Show every line of the data below that includes the word "thumb".

Start of Block

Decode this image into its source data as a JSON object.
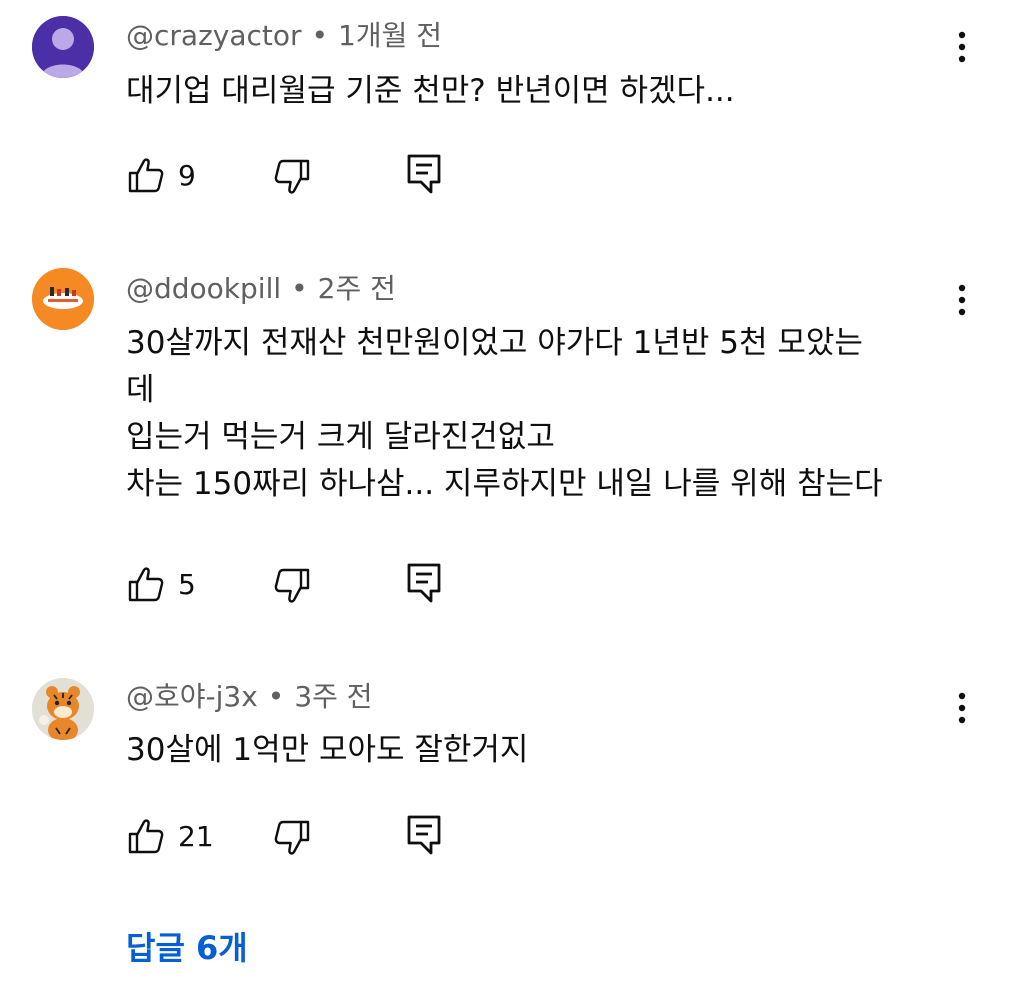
{
  "comments": [
    {
      "username": "@crazyactor",
      "separator": "•",
      "time": "1개월 전",
      "lines": [
        "대기업 대리월급 기준 천만? 반년이면 하겠다..."
      ],
      "likes": "9"
    },
    {
      "username": "@ddookpill",
      "separator": "•",
      "time": "2주 전",
      "lines": [
        "30살까지 전재산 천만원이었고 야가다 1년반 5천 모았는",
        "데",
        "입는거 먹는거 크게 달라진건없고",
        "차는 150짜리 하나삼... 지루하지만 내일 나를 위해 참는다"
      ],
      "likes": "5"
    },
    {
      "username": "@호야-j3x",
      "separator": "•",
      "time": "3주 전",
      "lines": [
        "30살에 1억만 모아도 잘한거지"
      ],
      "likes": "21"
    }
  ],
  "replies_link": "답글 6개",
  "icons": {
    "like": "thumb-up-icon",
    "dislike": "thumb-down-icon",
    "reply": "reply-comment-icon",
    "menu": "more-vertical-icon"
  },
  "colors": {
    "text": "#0f0f0f",
    "meta": "#606060",
    "link": "#065fd4",
    "avatar1_bg": "#4b2fa6",
    "avatar2_bg": "#f58a25",
    "avatar3_bg": "#e2e0d6"
  }
}
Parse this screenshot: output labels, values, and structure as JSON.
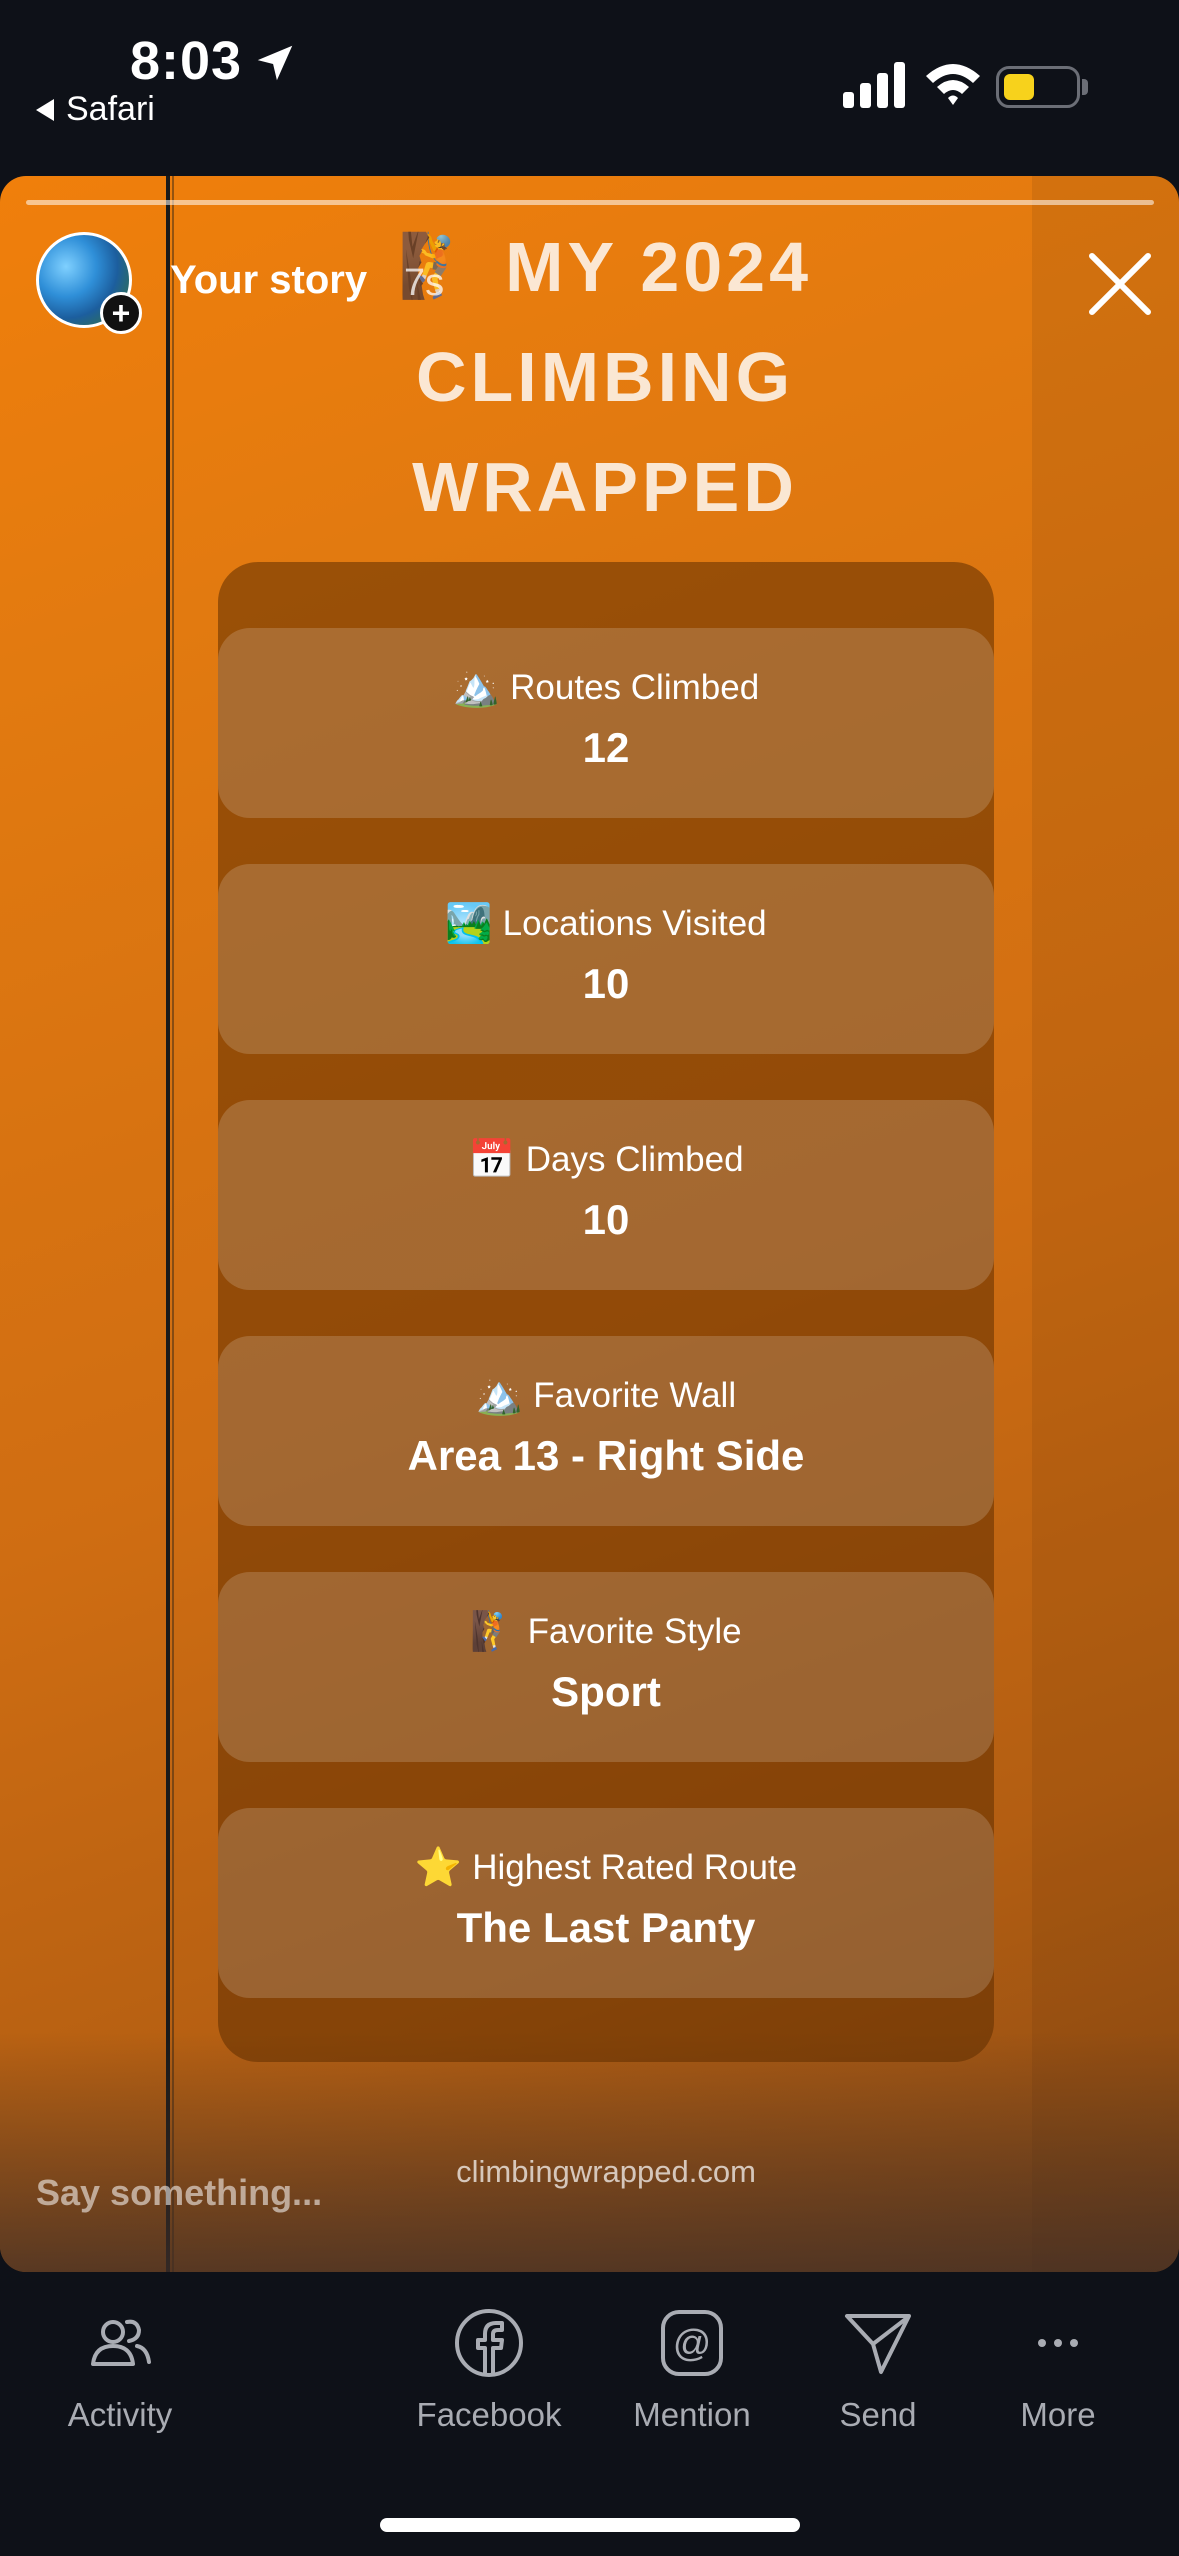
{
  "status_bar": {
    "time": "8:03",
    "back_app": "Safari",
    "battery_color": "#f7d21c"
  },
  "story": {
    "owner": "Your story",
    "age": "7s",
    "title_line1": "MY 2024",
    "title_line2": "CLIMBING",
    "title_line3": "WRAPPED",
    "title_emoji": "🧗",
    "stats": [
      {
        "emoji": "🏔️",
        "label": "Routes Climbed",
        "value": "12"
      },
      {
        "emoji": "🏞️",
        "label": "Locations Visited",
        "value": "10"
      },
      {
        "emoji": "📅",
        "label": "Days Climbed",
        "value": "10"
      },
      {
        "emoji": "🏔️",
        "label": "Favorite Wall",
        "value": "Area 13 - Right Side"
      },
      {
        "emoji": "🧗",
        "label": "Favorite Style",
        "value": "Sport"
      },
      {
        "emoji": "⭐",
        "label": "Highest Rated Route",
        "value": "The Last Panty"
      }
    ],
    "footer_url": "climbingwrapped.com",
    "reply_placeholder": "Say something...",
    "accent_color": "#f07f0b"
  },
  "bottom_bar": {
    "activity": "Activity",
    "facebook": "Facebook",
    "mention": "Mention",
    "send": "Send",
    "more": "More"
  }
}
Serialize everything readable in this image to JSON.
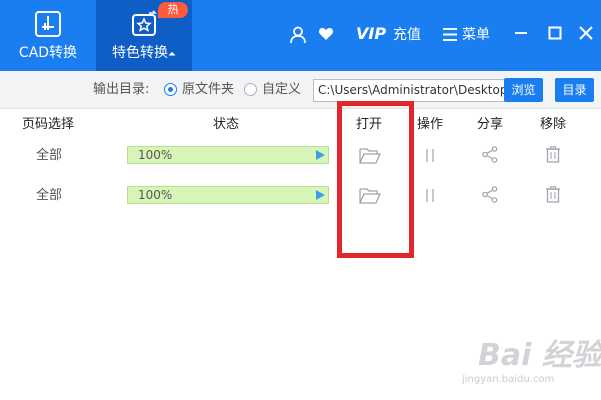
{
  "nav": {
    "cad_label": "CAD转换",
    "special_label": "特色转换",
    "special_arrow": "⏶",
    "hot_badge": "热"
  },
  "header": {
    "vip": "VIP",
    "vip_sub": "充值",
    "menu_label": "菜单"
  },
  "toolbar": {
    "output_label": "输出目录:",
    "option_original": "原文件夹",
    "option_custom": "自定义",
    "selected_option": "原文件夹",
    "path_value": "C:\\Users\\Administrator\\Desktop",
    "browse_label": "浏览",
    "directory_label": "目录"
  },
  "table": {
    "headers": [
      "页码选择",
      "状态",
      "打开",
      "操作",
      "分享",
      "移除"
    ],
    "rows": [
      {
        "pages": "全部",
        "progress_text": "100%",
        "progress": 1.0
      },
      {
        "pages": "全部",
        "progress_text": "100%",
        "progress": 1.0
      }
    ]
  },
  "watermark": {
    "main": "Bai 经验",
    "sub": "jingyan.baidu.com"
  },
  "colors": {
    "accent": "#1a7ef0",
    "accent_dark": "#0f5ec6",
    "progress_fill": "#d8f5b8",
    "highlight": "#e2262a",
    "badge": "#ff5a3c"
  },
  "icons": [
    "cad-convert-icon",
    "special-convert-icon",
    "user-icon",
    "heart-icon",
    "menu-icon",
    "minimize-icon",
    "maximize-icon",
    "close-icon",
    "folder-icon",
    "pause-icon",
    "share-icon",
    "trash-icon",
    "play-icon"
  ]
}
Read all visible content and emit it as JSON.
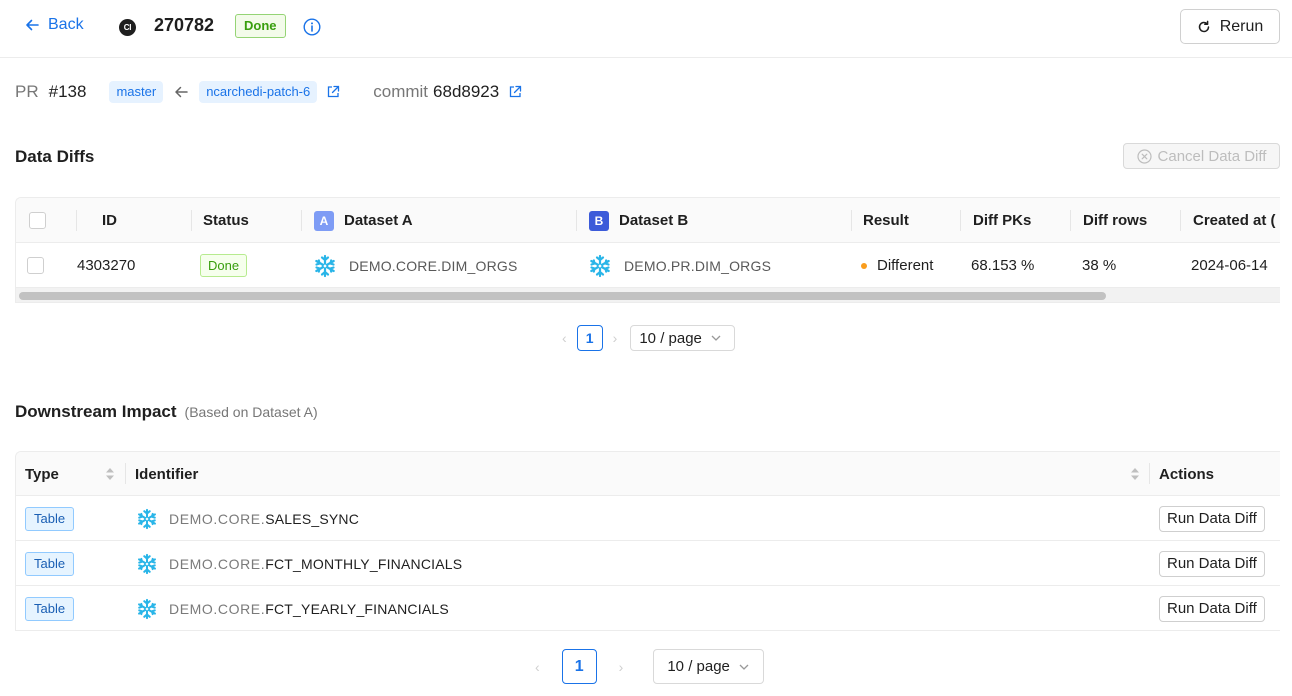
{
  "header": {
    "back_label": "Back",
    "ci_icon_text": "CI",
    "run_id": "270782",
    "status": "Done",
    "rerun_label": "Rerun"
  },
  "pr": {
    "label": "PR",
    "number": "#138",
    "base_branch": "master",
    "head_branch": "ncarchedi-patch-6",
    "commit_label": "commit",
    "commit_sha": "68d8923"
  },
  "data_diffs": {
    "title": "Data Diffs",
    "cancel_label": "Cancel Data Diff",
    "columns": {
      "id": "ID",
      "status": "Status",
      "dataset_a_badge": "A",
      "dataset_a": "Dataset A",
      "dataset_b_badge": "B",
      "dataset_b": "Dataset B",
      "result": "Result",
      "diff_pks": "Diff PKs",
      "diff_rows": "Diff rows",
      "created_at": "Created at ("
    },
    "rows": [
      {
        "id": "4303270",
        "status": "Done",
        "dataset_a": "DEMO.CORE.DIM_ORGS",
        "dataset_b": "DEMO.PR.DIM_ORGS",
        "result": "Different",
        "diff_pks": "68.153 %",
        "diff_rows": "38 %",
        "created_at": "2024-06-14"
      }
    ],
    "pagination": {
      "page": "1",
      "page_size": "10 / page"
    }
  },
  "downstream": {
    "title": "Downstream Impact",
    "subtitle": "(Based on Dataset A)",
    "columns": {
      "type": "Type",
      "identifier": "Identifier",
      "actions": "Actions"
    },
    "rows": [
      {
        "type": "Table",
        "prefix": "DEMO.CORE.",
        "name": "SALES_SYNC",
        "action": "Run Data Diff"
      },
      {
        "type": "Table",
        "prefix": "DEMO.CORE.",
        "name": "FCT_MONTHLY_FINANCIALS",
        "action": "Run Data Diff"
      },
      {
        "type": "Table",
        "prefix": "DEMO.CORE.",
        "name": "FCT_YEARLY_FINANCIALS",
        "action": "Run Data Diff"
      }
    ],
    "pagination": {
      "page": "1",
      "page_size": "10 / page"
    }
  },
  "colors": {
    "accent": "#1a73e8",
    "success": "#389e0d",
    "warning_dot": "#fa9d1c",
    "snowflake": "#29b5e8"
  }
}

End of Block

--- WRITTEN ANSWER ---
    "like": "thumb-up-icon",
    "dislike": "thumb-down-icon",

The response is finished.